How to Drive Planning Performance


Supply Chain Planning

Article by Dan Knox

You have bought a new car. You fill it with the appropriate fuel, wash and clean it when dirty, and get it fully serviced every year to ensure it is kept in peak performance.

However, in business, we neglect to do the same around our core planning processes. Businesses invest in new planning tools, reengineering their planning processes, senior manager recruitments and team restructures, but do not put in place simple processes that ensure they continue to extract the maximum value out of their investment.

A review only happens when there are major stock outs, large write offs, product withdrawals or substantial changes in staff. Planning processes, and those who facilitate them, need to be kept current and up to date to deliver peak performance.

What do we mean by planning?
Planning is process of organising the efficient and effective flow and storage of goods, services, $’s, people and related information from point of origin to point of consumption for the purpose of meeting customers/consumers requirements. It is the process of translating the request for product into activity and cost to satisfy the customer.

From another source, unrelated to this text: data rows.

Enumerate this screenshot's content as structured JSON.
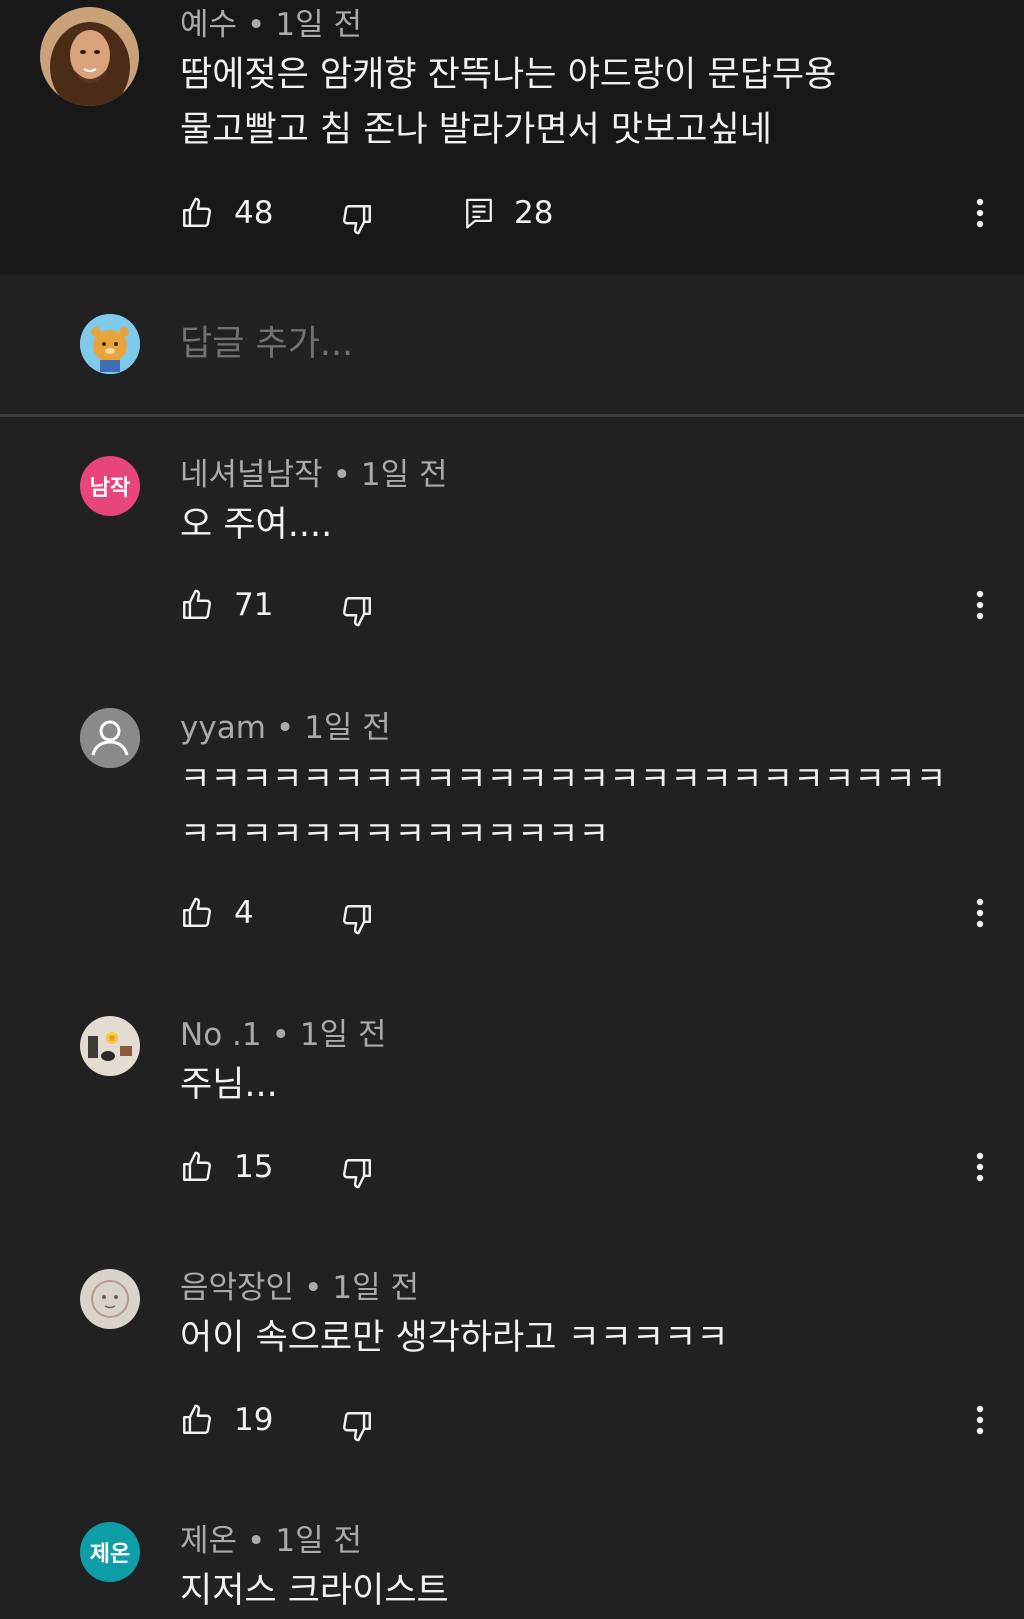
{
  "top_comment": {
    "author": "예수",
    "time": "1일 전",
    "lines": [
      "땀에젖은 암캐향 잔뜩나는 야드랑이 문답무용",
      "물고빨고 침 존나 발라가면서 맛보고싶네"
    ],
    "likes": "48",
    "replies": "28"
  },
  "reply_box": {
    "placeholder": "답글 추가..."
  },
  "separator": "•",
  "comments": [
    {
      "author": "네셔널남작",
      "time": "1일 전",
      "avatar_text": "남작",
      "avatar_color": "#e8457a",
      "lines": [
        "오 주여...."
      ],
      "likes": "71"
    },
    {
      "author": "yyam",
      "time": "1일 전",
      "lines": [
        "ㅋㅋㅋㅋㅋㅋㅋㅋㅋㅋㅋㅋㅋㅋㅋㅋㅋㅋㅋㅋㅋㅋㅋㅋㅋ",
        "ㅋㅋㅋㅋㅋㅋㅋㅋㅋㅋㅋㅋㅋㅋ"
      ],
      "likes": "4"
    },
    {
      "author": "No .1",
      "time": "1일 전",
      "lines": [
        "주님..."
      ],
      "likes": "15"
    },
    {
      "author": "음악장인",
      "time": "1일 전",
      "lines": [
        "어이 속으로만 생각하라고 ㅋㅋㅋㅋㅋ"
      ],
      "likes": "19"
    },
    {
      "author": "제온",
      "time": "1일 전",
      "avatar_text": "제온",
      "avatar_color": "#0f9ea7",
      "lines": [
        "지저스 크라이스트"
      ]
    }
  ]
}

Supply Chain Planning
Why is it important?
If done well it can become a competitive advantage because:
It can take out cost. Through a reduction in inventory carrying costs, transportation and warehousing costs, ordering costs, and write off & markdown costs. It can increase revenue through better service levels, stock availability, customer loyalty and new customers, making it easier to do business with you. It also can free up cash with lower inventory holdings, allowing the business to reinvest in growth initiatives.

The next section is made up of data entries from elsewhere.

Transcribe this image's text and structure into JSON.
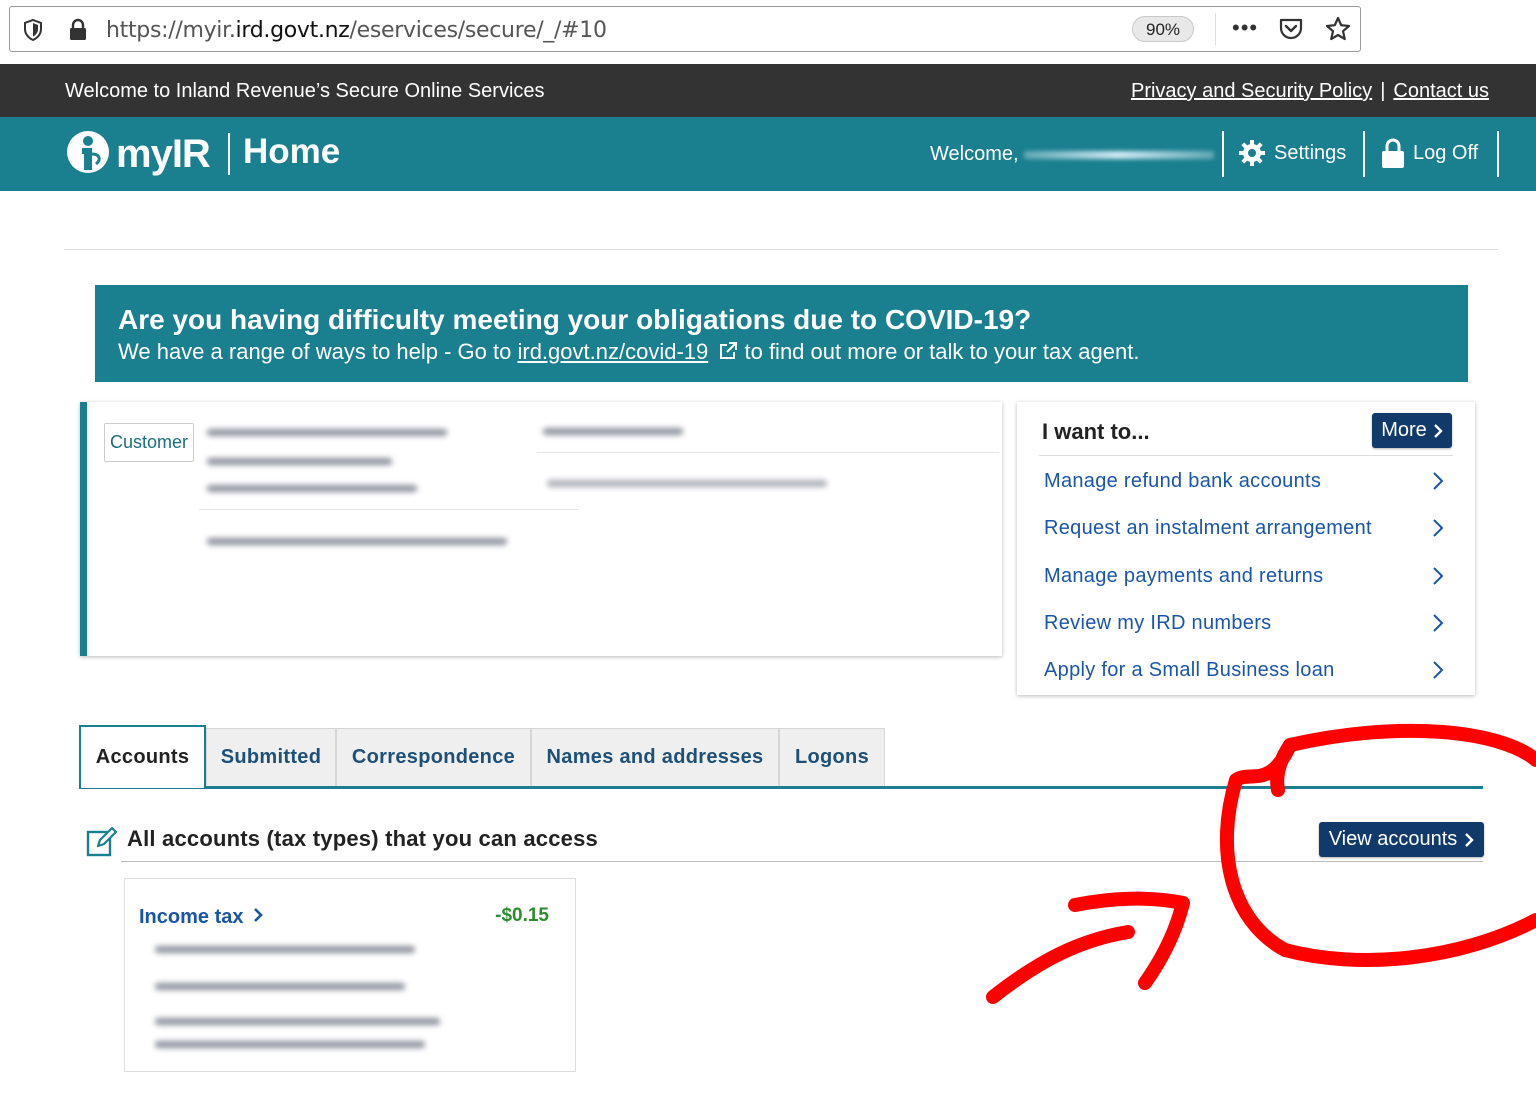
{
  "browser": {
    "url_prefix": "https://myir.",
    "url_domain": "ird.govt.nz",
    "url_path": "/eservices/secure/_/#10",
    "zoom": "90%",
    "menu_glyph": "•••"
  },
  "top_bar": {
    "welcome": "Welcome to Inland Revenue’s Secure Online Services",
    "privacy_link": "Privacy and Security Policy",
    "separator": "|",
    "contact_link": "Contact us"
  },
  "header": {
    "logo_text": "myIR",
    "page_title": "Home",
    "welcome": "Welcome,",
    "settings": "Settings",
    "log_off": "Log Off"
  },
  "covid_banner": {
    "heading": "Are you having difficulty meeting your obligations due to COVID-19?",
    "text_before": "We have a range of ways to help - Go to ",
    "link": "ird.govt.nz/covid-19",
    "text_after": " to find out more or talk to your tax agent."
  },
  "customer": {
    "badge": "Customer"
  },
  "i_want_to": {
    "title": "I want to...",
    "more_button": "More",
    "items": [
      {
        "label": "Manage refund bank accounts"
      },
      {
        "label": "Request an instalment arrangement"
      },
      {
        "label": "Manage payments and returns"
      },
      {
        "label": "Review my IRD numbers"
      },
      {
        "label": "Apply for a Small Business loan"
      }
    ]
  },
  "tabs": [
    {
      "label": "Accounts",
      "active": true
    },
    {
      "label": "Submitted"
    },
    {
      "label": "Correspondence"
    },
    {
      "label": "Names and addresses"
    },
    {
      "label": "Logons"
    }
  ],
  "accounts": {
    "title": "All accounts (tax types) that you can access",
    "view_button": "View accounts",
    "cards": [
      {
        "name": "Income tax",
        "amount": "-$0.15"
      }
    ]
  },
  "colors": {
    "teal": "#1a7f8e",
    "dark_bar": "#333333",
    "navy_button": "#113a6b",
    "link_blue": "#1b55a8",
    "amount_green": "#2e8b2e",
    "annotation_red": "#ff0000"
  }
}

If not, it can be the slow death of the company:
Additional cost, lost sales and business and no cash to support growth. On top of this, your supply chain costs are likely to be double that of your competitors.

Looking at supply chain costs as a percentage of sales, ‘best-in class’ performers have roughly half the costs of ‘average-in-class’ performers? In other words, if you’re an average performer, your supply chain costs are likely twice that of the best performers.

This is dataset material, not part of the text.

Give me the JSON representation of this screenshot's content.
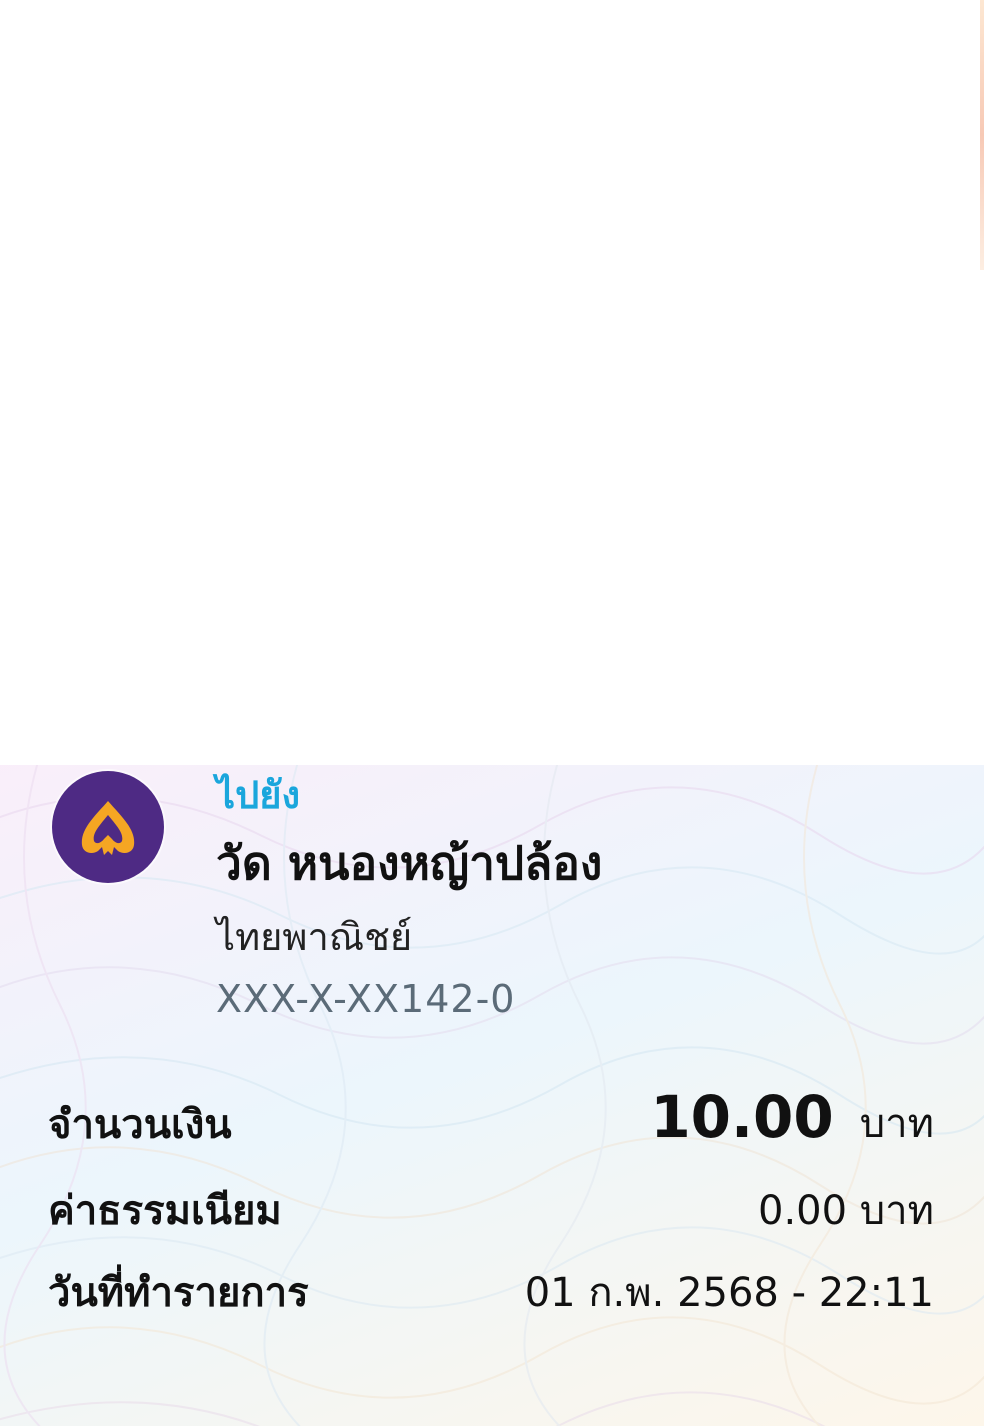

Best-in-class performers have higher asset turnover because inventories are lower, often by 20-40 per cent comparatively, while customer response times are faster. In a climate of tight credit and higher capital costs, those that can generate superior cash flows and ROCE will outperform.

What is the reality?
We have found that many business have not updated their planning processes as their businesses have evolved.

Over the last 5 years have you:

— Added new products to your portfolio

— Sold to new customers or markets

— Had Changes to your Supply Chain network

— Imported more products

— Hired new people

— Reviewed your planning master data

— Reviewed your ERP configuration

If you ticked yes to any of the above, you may have planning processes or configurations that are out of date relative to your current planning needs.

So what do you do about it?
Set up your warning lights
In your car, when the engine light goes on, it prompts you to perform a specific action to ensure your car is maintained top performance. Your planning processes need to have the same approach.

Too often in business, we see the warning lights go on but no action is taken until the process breaks? If your low fuel light goes on in your car and you keep driving, you won’t be surprised that your car will no longer move. In business, we often see key indicators miss their targets but are surprised when this translates to a service level failure.

What warning lights have you got in place to alert you to planning performance issues?

Above is an extract. Read the entire Driving Planning Performance article

Supply Chain Success
Dan Knox, Senior Manager at GRA and trainer with the Supply Chain Business Institute is the author of this article. Dan will be teaching at the next SCBI 2-day Demand & Supply Planning Excellence Short Course in Sydney and Melbourne during September 2014. 

To find out more about the SCBI Short Courses visit the SCBI website.